If you are reading this and you have become the Gaslighter, I don’t want you to feel ashamed. You have the opportunity to heal from your trauma and fear behaviors that have created the behavior. In fact, you are in a place where you have either been taught how to get people to deliver outcomes for you (through control) or how you deal with your own personal discomfort and now you might realize the dire impact and trauma you are creating for others.
Can you change it? Yes, of course, you can evolve; you can choose to understand why you are showing up this way, recognize that it is not the best of you, and you can choose yourself, your healing, and your freedom from fear of others, fear of not being enough, fear of your own trauma reliving itself. If you decide to shift, you choose to be free and be better together, and you are choosing a life filled with the joy of genuine relationships and connection.
Weaving a Culture of Better Together where Gaslighting is not ok
I want to finish this article with a quote that Brené Brown
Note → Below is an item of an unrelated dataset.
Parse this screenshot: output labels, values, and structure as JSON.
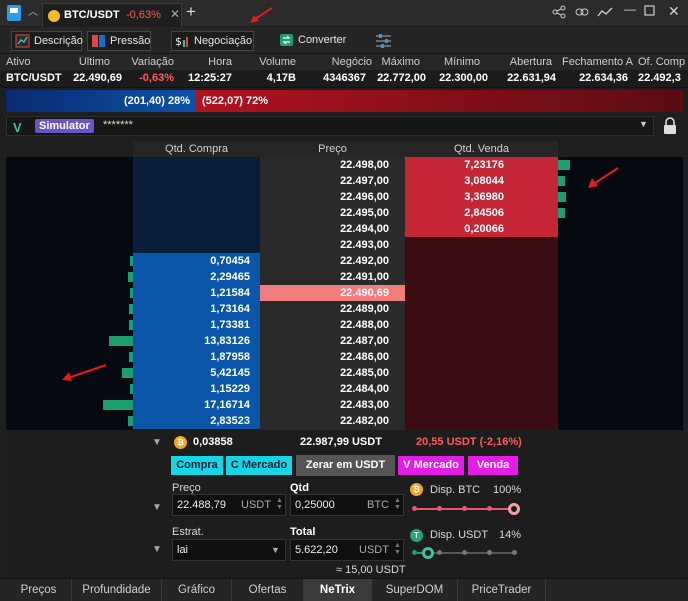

has captured and one that I use in our work every day. “Connection is the energy that exists between us when we feel seen, heard, and valued. Where we can see, hear, and value someone else, where we can give and receive without judgment, once we can we get sustenance and joy, and performance and partnership from the relationship” – I have added a few elements to this quote as I have seen It come to life in our work.
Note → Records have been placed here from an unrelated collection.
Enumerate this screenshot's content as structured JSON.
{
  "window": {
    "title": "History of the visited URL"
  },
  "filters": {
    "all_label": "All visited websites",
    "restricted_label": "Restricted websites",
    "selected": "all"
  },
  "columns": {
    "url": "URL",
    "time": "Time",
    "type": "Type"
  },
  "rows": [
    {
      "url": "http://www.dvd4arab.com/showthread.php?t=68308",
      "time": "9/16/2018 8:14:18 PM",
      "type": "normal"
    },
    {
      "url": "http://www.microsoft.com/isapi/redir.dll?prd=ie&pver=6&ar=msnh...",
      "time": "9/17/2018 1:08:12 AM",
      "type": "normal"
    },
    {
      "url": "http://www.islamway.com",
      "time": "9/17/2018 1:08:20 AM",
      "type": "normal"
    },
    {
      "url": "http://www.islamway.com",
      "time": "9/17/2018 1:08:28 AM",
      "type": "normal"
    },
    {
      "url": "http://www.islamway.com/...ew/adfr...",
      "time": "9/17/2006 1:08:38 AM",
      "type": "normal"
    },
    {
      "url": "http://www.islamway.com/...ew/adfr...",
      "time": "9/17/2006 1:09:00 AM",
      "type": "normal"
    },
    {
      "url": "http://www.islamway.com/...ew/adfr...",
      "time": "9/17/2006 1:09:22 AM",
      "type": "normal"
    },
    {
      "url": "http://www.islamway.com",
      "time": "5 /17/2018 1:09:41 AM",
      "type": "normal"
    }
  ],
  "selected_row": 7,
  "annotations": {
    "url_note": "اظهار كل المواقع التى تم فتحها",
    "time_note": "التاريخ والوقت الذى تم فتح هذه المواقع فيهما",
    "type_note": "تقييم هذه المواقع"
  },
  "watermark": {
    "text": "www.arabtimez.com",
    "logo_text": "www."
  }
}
When we accept Gaslighting and make excuses for behaviors that break others down, we are allowing our culture to be toxic and dysfunctional. The answer is to decide we want to be better together; we will work on ourselves first to be mentally fit, kind, generous, and our best selves. We are going to encourage our people to do the same. We will start being honest, not hiding from challenges, and see them as opportunities. We will seek perspectives, connect from a place of compassion, and be brave to step into the uncomfortable place of understanding without needing to belittle shame or Gaslight others. We can do this, I have seen the change in many organizations, and it’s a beautiful place to be. We believe organizations are like a BEEHIVE, A place where we are better together!
ABOUT CHRISTINA FOXWELL:
Christina Foxwell is the Founder of Ignite Purpose, where over the last decade, she has supported leaders in their navigation of teams and organizational culture toward flow and purpose. That has led her toward her passion of helping them in their life-changing journeys to follow their passion and transform their lives. Christina is, most importantly, a wife, mother, grandmother, daughter, sister, and friend. She has learned to love herself and thereby love those in her life more deeply.
Written by Christina Foxwell – Performance and Transformation Coach